(Records from a collection)
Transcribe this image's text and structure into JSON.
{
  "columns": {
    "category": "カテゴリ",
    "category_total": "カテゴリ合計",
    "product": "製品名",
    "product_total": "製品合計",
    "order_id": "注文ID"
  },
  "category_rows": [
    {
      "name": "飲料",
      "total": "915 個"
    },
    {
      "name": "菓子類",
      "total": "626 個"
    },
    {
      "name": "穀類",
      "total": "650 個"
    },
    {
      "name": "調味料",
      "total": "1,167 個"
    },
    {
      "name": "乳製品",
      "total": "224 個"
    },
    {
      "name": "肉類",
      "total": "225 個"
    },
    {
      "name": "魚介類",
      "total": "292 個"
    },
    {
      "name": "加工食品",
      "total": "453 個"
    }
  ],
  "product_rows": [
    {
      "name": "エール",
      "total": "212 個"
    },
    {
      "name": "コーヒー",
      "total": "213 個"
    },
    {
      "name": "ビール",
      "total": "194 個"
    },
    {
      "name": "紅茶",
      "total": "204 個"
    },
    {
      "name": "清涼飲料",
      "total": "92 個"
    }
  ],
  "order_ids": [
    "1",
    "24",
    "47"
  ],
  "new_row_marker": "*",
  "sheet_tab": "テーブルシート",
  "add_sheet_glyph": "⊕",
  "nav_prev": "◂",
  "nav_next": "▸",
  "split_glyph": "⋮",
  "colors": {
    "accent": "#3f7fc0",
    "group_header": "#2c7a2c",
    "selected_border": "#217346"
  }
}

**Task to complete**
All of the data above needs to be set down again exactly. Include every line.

**Output below**
Transcribe this image's text and structure into JSON.
{
  "columns": {
    "category": "カテゴリ",
    "category_total": "カテゴリ合計",
    "product": "製品名",
    "product_total": "製品合計",
    "order_id": "注文ID"
  },
  "category_rows": [
    {
      "name": "飲料",
      "total": "915 個"
    },
    {
      "name": "菓子類",
      "total": "626 個"
    },
    {
      "name": "穀類",
      "total": "650 個"
    },
    {
      "name": "調味料",
      "total": "1,167 個"
    },
    {
      "name": "乳製品",
      "total": "224 個"
    },
    {
      "name": "肉類",
      "total": "225 個"
    },
    {
      "name": "魚介類",
      "total": "292 個"
    },
    {
      "name": "加工食品",
      "total": "453 個"
    }
  ],
  "product_rows": [
    {
      "name": "エール",
      "total": "212 個"
    },
    {
      "name": "コーヒー",
      "total": "213 個"
    },
    {
      "name": "ビール",
      "total": "194 個"
    },
    {
      "name": "紅茶",
      "total": "204 個"
    },
    {
      "name": "清涼飲料",
      "total": "92 個"
    }
  ],
  "order_ids": [
    "1",
    "24",
    "47"
  ],
  "new_row_marker": "*",
  "sheet_tab": "テーブルシート",
  "add_sheet_glyph": "⊕",
  "nav_prev": "◂",
  "nav_next": "▸",
  "split_glyph": "⋮",
  "colors": {
    "accent": "#3f7fc0",
    "group_header": "#2c7a2c",
    "selected_border": "#217346"
  }
}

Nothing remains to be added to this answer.